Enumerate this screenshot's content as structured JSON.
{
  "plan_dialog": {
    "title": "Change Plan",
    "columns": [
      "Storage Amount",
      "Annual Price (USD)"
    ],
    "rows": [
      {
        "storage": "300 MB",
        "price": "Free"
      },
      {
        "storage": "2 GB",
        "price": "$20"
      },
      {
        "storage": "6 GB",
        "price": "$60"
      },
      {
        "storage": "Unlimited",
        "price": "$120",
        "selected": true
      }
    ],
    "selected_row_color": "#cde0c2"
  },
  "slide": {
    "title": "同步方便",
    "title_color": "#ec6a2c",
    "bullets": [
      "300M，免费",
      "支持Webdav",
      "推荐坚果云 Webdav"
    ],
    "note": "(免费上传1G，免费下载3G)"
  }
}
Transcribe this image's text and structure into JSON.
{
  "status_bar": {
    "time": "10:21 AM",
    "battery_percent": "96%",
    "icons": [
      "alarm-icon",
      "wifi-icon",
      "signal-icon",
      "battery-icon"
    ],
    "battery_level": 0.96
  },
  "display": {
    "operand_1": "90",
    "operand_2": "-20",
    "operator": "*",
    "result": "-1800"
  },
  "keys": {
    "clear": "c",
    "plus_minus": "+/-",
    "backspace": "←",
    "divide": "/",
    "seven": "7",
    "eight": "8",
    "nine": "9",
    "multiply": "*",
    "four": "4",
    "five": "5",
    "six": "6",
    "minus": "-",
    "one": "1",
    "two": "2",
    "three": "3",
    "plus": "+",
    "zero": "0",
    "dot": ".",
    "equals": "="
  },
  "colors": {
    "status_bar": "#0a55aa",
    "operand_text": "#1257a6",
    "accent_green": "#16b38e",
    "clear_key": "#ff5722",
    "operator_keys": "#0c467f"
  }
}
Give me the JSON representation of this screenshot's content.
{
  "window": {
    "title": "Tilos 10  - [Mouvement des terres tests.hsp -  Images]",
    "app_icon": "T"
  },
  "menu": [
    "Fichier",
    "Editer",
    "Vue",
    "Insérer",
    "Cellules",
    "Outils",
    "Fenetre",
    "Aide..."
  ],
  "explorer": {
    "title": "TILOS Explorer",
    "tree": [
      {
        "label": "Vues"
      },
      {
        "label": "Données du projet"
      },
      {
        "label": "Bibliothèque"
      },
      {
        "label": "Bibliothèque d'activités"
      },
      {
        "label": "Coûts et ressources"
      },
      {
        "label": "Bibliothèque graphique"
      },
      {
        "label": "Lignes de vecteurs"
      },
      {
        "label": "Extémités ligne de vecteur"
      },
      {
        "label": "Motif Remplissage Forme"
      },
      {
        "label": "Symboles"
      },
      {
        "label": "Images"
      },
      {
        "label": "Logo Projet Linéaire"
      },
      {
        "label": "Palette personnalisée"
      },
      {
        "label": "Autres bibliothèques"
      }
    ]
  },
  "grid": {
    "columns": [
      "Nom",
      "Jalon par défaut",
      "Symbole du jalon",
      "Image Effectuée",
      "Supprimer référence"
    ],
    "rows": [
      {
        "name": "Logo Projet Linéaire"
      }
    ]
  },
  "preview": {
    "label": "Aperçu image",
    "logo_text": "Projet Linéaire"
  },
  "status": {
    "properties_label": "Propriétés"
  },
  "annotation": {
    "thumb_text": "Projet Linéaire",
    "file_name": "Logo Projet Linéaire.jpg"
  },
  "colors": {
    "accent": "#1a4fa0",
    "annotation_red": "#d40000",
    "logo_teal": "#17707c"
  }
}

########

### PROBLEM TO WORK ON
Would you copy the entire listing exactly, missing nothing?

### ANSWER
Enumerate this screenshot's content as structured JSON.
{
  "plan_dialog": {
    "title": "Change Plan",
    "columns": [
      "Storage Amount",
      "Annual Price (USD)"
    ],
    "rows": [
      {
        "storage": "300 MB",
        "price": "Free"
      },
      {
        "storage": "2 GB",
        "price": "$20"
      },
      {
        "storage": "6 GB",
        "price": "$60"
      },
      {
        "storage": "Unlimited",
        "price": "$120",
        "selected": true
      }
    ],
    "selected_row_color": "#cde0c2"
  },
  "slide": {
    "title": "同步方便",
    "title_color": "#ec6a2c",
    "bullets": [
      "300M，免费",
      "支持Webdav",
      "推荐坚果云 Webdav"
    ],
    "note": "(免费上传1G，免费下载3G)"
  }
}
Transcribe this image's text and structure into JSON.
{
  "status_bar": {
    "time": "10:21 AM",
    "battery_percent": "96%",
    "icons": [
      "alarm-icon",
      "wifi-icon",
      "signal-icon",
      "battery-icon"
    ],
    "battery_level": 0.96
  },
  "display": {
    "operand_1": "90",
    "operand_2": "-20",
    "operator": "*",
    "result": "-1800"
  },
  "keys": {
    "clear": "c",
    "plus_minus": "+/-",
    "backspace": "←",
    "divide": "/",
    "seven": "7",
    "eight": "8",
    "nine": "9",
    "multiply": "*",
    "four": "4",
    "five": "5",
    "six": "6",
    "minus": "-",
    "one": "1",
    "two": "2",
    "three": "3",
    "plus": "+",
    "zero": "0",
    "dot": ".",
    "equals": "="
  },
  "colors": {
    "status_bar": "#0a55aa",
    "operand_text": "#1257a6",
    "accent_green": "#16b38e",
    "clear_key": "#ff5722",
    "operator_keys": "#0c467f"
  }
}
Give me the JSON representation of this screenshot's content.
{
  "window": {
    "title": "Tilos 10  - [Mouvement des terres tests.hsp -  Images]",
    "app_icon": "T"
  },
  "menu": [
    "Fichier",
    "Editer",
    "Vue",
    "Insérer",
    "Cellules",
    "Outils",
    "Fenetre",
    "Aide..."
  ],
  "explorer": {
    "title": "TILOS Explorer",
    "tree": [
      {
        "label": "Vues"
      },
      {
        "label": "Données du projet"
      },
      {
        "label": "Bibliothèque"
      },
      {
        "label": "Bibliothèque d'activités"
      },
      {
        "label": "Coûts et ressources"
      },
      {
        "label": "Bibliothèque graphique"
      },
      {
        "label": "Lignes de vecteurs"
      },
      {
        "label": "Extémités ligne de vecteur"
      },
      {
        "label": "Motif Remplissage Forme"
      },
      {
        "label": "Symboles"
      },
      {
        "label": "Images"
      },
      {
        "label": "Logo Projet Linéaire"
      },
      {
        "label": "Palette personnalisée"
      },
      {
        "label": "Autres bibliothèques"
      }
    ]
  },
  "grid": {
    "columns": [
      "Nom",
      "Jalon par défaut",
      "Symbole du jalon",
      "Image Effectuée",
      "Supprimer référence"
    ],
    "rows": [
      {
        "name": "Logo Projet Linéaire"
      }
    ]
  },
  "preview": {
    "label": "Aperçu image",
    "logo_text": "Projet Linéaire"
  },
  "status": {
    "properties_label": "Propriétés"
  },
  "annotation": {
    "thumb_text": "Projet Linéaire",
    "file_name": "Logo Projet Linéaire.jpg"
  },
  "colors": {
    "accent": "#1a4fa0",
    "annotation_red": "#d40000",
    "logo_teal": "#17707c"
  }
}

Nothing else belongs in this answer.